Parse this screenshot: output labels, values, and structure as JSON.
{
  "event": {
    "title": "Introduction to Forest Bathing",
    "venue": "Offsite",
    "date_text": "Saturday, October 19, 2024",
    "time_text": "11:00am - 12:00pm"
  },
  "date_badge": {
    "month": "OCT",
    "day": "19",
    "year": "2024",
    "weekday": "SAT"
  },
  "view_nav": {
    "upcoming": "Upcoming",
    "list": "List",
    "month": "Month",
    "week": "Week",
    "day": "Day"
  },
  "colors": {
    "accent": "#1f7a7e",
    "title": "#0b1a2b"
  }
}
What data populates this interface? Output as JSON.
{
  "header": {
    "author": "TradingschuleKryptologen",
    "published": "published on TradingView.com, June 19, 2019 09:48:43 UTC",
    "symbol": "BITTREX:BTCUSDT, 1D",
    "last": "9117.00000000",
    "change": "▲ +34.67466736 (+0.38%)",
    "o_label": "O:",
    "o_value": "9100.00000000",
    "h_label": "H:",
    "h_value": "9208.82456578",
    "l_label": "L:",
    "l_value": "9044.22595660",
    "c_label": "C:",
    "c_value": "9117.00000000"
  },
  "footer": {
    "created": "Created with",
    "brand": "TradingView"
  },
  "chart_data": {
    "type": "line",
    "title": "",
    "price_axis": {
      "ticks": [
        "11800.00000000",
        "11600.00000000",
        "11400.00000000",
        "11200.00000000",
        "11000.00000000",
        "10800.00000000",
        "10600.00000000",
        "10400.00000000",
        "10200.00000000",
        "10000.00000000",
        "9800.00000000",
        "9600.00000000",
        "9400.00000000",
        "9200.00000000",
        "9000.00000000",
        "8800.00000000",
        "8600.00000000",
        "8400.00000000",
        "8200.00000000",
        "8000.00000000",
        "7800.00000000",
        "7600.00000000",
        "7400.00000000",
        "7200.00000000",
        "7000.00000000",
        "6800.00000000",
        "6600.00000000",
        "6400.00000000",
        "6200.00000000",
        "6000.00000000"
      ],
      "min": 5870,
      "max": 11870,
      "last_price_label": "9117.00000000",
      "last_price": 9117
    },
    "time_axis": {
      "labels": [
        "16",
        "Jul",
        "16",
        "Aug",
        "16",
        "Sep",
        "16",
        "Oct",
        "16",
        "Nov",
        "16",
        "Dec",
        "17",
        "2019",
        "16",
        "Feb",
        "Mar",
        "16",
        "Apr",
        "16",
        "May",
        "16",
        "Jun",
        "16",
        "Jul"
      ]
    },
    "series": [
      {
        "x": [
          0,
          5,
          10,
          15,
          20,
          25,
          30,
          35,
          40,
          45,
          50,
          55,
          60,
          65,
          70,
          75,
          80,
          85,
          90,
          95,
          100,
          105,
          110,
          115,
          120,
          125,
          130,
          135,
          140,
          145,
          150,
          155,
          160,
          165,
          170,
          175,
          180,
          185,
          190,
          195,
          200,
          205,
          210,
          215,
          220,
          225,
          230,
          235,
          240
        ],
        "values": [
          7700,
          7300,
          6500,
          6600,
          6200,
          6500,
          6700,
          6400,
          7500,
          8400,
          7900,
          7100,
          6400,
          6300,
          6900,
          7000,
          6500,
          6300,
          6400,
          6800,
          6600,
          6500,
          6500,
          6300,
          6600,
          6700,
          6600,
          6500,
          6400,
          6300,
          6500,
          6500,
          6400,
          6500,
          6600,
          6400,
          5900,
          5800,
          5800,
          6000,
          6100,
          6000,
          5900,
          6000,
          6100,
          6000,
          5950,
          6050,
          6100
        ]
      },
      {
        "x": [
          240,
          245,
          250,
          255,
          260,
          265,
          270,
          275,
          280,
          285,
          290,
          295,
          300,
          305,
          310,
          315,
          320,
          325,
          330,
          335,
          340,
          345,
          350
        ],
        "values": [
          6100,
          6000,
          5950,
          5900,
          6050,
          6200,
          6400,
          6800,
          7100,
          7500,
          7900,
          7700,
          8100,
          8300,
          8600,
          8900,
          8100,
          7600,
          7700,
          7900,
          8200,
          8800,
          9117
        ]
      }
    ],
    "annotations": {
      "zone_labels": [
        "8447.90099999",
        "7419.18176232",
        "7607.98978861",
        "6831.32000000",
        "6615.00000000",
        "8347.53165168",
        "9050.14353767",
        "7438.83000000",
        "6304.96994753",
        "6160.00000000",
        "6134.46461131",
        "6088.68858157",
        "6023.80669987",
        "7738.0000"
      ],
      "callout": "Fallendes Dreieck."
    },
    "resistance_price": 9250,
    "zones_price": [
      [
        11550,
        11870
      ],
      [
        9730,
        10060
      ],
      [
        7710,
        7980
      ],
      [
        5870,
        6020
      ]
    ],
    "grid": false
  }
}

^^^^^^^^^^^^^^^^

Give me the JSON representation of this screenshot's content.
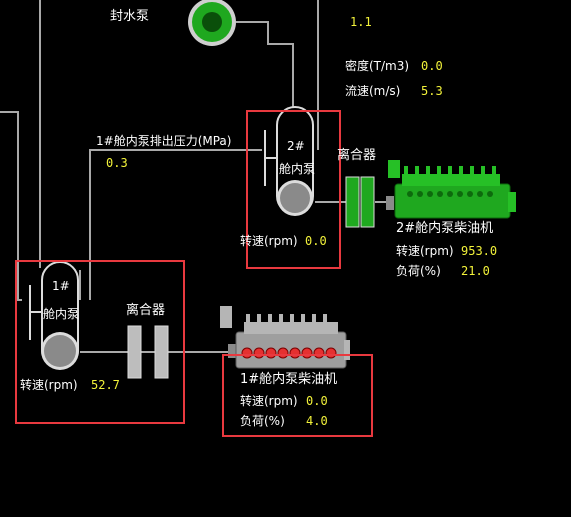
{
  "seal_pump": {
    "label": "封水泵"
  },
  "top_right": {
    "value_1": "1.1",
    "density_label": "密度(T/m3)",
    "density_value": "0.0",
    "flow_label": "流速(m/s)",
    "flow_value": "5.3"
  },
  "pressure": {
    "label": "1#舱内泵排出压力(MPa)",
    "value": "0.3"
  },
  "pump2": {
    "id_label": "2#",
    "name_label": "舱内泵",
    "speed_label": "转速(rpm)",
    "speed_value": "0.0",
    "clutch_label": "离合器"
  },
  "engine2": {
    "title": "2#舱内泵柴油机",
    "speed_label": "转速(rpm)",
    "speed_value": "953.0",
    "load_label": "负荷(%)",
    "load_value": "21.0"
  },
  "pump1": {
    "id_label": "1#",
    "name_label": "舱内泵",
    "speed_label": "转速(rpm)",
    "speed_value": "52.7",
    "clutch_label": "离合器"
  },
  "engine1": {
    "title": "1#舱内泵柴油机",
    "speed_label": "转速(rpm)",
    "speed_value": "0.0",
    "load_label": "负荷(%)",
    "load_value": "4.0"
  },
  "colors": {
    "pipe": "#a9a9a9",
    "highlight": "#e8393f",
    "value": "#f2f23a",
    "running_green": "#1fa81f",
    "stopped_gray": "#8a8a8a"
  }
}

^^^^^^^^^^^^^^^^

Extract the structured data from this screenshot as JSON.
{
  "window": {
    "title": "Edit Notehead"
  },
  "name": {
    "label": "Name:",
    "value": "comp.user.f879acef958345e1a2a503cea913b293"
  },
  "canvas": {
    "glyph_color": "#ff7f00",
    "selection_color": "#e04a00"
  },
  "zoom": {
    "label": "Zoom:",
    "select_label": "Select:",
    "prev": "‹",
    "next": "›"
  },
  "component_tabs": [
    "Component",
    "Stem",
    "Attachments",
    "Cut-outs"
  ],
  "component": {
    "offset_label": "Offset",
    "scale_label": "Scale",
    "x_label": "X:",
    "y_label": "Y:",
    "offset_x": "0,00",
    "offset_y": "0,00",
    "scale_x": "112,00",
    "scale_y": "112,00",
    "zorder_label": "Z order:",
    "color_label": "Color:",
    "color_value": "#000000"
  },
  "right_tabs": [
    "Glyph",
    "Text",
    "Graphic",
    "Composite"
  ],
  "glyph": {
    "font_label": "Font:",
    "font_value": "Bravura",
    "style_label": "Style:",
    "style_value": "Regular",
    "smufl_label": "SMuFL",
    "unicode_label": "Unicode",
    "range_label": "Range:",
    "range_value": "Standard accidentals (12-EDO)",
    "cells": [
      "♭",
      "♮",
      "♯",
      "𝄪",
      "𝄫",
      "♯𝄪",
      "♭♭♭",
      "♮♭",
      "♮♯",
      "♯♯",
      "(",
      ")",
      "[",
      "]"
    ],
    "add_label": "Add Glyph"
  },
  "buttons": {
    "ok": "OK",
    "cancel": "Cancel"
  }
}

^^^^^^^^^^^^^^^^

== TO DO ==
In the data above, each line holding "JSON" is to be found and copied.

== ANSWER TO THIS EXERCISE ==
Parse this screenshot: output labels, values, and structure as JSON.
What data populates this interface? Output as JSON.
Give me the JSON representation of this screenshot's content.
Extract the structured data from this screenshot as JSON.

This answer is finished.